Only the lines of the data holding the string "Avenue" need to be returned.

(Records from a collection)
────────

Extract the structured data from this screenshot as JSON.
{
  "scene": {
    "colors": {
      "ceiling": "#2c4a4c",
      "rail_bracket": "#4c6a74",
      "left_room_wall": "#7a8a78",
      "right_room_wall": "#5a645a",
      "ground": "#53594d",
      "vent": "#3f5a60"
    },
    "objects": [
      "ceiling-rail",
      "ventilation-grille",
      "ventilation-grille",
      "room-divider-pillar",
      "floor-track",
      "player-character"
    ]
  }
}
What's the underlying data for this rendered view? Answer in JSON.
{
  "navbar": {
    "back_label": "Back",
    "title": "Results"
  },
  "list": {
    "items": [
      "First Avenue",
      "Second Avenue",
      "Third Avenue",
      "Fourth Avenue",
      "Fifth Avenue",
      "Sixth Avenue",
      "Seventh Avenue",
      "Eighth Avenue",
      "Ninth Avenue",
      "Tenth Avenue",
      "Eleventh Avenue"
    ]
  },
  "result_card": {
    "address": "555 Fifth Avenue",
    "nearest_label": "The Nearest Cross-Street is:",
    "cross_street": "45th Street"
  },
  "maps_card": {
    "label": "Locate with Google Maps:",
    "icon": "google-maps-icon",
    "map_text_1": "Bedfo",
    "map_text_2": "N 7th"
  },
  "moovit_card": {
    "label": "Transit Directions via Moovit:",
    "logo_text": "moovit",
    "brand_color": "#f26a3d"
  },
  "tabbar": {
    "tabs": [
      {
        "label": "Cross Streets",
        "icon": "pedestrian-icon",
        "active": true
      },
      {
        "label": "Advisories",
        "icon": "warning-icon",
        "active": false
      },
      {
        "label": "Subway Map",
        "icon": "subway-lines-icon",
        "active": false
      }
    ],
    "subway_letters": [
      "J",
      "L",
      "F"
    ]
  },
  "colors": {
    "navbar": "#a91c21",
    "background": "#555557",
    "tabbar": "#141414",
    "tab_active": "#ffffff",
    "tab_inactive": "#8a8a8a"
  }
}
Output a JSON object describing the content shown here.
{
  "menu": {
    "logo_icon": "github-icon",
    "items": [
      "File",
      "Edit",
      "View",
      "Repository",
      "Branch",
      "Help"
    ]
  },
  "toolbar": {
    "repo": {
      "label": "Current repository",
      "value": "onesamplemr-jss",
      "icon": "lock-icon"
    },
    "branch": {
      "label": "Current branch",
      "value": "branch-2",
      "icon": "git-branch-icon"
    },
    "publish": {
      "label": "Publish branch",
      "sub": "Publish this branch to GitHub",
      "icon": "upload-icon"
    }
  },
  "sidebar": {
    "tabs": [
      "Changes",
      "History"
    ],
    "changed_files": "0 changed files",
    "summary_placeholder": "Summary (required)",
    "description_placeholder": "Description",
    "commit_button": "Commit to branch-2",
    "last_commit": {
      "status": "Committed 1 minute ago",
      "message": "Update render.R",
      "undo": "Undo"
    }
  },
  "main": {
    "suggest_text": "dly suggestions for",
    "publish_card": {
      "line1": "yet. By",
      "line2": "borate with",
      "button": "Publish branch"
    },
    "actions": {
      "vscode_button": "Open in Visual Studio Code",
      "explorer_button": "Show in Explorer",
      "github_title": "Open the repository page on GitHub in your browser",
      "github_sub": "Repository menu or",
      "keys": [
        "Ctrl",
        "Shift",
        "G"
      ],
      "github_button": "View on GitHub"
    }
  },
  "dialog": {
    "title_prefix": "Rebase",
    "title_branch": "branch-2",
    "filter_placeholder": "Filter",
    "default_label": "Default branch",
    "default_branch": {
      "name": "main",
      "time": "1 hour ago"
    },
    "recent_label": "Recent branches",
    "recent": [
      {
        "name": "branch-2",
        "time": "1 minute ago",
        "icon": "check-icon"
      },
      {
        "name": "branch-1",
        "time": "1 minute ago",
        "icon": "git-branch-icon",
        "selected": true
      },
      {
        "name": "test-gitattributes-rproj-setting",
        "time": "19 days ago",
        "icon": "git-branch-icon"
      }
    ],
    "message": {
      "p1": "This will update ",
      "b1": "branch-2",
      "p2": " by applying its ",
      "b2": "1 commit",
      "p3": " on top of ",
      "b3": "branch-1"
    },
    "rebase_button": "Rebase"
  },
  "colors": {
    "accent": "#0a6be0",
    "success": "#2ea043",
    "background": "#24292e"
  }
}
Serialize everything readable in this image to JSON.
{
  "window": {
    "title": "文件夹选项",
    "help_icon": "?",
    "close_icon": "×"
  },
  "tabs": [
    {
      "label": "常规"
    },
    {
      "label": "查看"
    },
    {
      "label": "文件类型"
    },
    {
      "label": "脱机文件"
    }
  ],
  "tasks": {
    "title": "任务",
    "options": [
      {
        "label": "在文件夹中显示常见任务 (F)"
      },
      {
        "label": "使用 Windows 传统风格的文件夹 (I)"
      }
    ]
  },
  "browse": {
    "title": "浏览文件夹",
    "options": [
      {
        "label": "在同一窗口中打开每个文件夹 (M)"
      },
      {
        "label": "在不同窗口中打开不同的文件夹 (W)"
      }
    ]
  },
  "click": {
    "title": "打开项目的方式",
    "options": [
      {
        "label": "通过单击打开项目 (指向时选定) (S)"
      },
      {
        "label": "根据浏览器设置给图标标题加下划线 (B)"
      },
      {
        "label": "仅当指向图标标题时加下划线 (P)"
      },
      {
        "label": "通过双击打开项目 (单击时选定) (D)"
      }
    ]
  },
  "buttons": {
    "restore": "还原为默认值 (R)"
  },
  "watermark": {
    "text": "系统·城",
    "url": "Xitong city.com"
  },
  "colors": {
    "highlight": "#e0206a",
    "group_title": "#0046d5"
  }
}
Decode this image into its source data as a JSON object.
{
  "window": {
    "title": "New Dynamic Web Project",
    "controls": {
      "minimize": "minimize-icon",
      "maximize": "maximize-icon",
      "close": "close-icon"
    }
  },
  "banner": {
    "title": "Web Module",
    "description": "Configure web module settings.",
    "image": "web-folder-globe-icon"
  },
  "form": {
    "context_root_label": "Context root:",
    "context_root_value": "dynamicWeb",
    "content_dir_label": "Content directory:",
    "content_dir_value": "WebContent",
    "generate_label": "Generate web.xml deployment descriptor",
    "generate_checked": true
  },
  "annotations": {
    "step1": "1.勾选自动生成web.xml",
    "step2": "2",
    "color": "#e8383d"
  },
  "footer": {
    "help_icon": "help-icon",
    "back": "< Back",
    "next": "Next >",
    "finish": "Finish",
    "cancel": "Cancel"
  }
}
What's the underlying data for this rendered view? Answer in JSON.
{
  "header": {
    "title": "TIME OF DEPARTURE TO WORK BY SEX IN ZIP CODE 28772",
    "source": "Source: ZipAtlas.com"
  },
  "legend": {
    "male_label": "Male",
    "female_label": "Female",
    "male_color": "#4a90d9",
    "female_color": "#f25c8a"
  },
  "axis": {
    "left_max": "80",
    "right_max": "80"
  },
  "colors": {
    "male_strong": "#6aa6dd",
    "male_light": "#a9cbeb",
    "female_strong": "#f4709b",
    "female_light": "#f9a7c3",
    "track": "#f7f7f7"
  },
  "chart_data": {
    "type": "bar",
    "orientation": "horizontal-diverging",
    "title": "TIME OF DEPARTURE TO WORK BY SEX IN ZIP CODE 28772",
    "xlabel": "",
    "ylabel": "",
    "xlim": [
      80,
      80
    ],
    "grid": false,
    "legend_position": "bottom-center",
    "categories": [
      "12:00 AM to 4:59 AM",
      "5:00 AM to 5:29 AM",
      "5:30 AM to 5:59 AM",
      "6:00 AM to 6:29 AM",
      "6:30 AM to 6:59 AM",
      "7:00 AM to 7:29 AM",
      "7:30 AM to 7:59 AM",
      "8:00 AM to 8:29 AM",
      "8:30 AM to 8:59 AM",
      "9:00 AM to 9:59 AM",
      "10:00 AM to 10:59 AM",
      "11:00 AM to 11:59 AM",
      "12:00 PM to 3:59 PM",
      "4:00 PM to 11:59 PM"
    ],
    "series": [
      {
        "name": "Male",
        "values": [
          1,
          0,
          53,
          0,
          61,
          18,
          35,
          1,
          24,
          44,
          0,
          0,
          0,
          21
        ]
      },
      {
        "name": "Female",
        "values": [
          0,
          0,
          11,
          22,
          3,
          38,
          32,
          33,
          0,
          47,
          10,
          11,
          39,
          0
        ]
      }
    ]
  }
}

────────

* _Result of the exercise_:
      "First Avenue",
      "Second Avenue",
      "Third Avenue",
      "Fourth Avenue",
      "Fifth Avenue",
      "Sixth Avenue",
      "Seventh Avenue",
      "Eighth Avenue",
      "Ninth Avenue",
      "Tenth Avenue",
      "Eleventh Avenue"
    "address": "555 Fifth Avenue",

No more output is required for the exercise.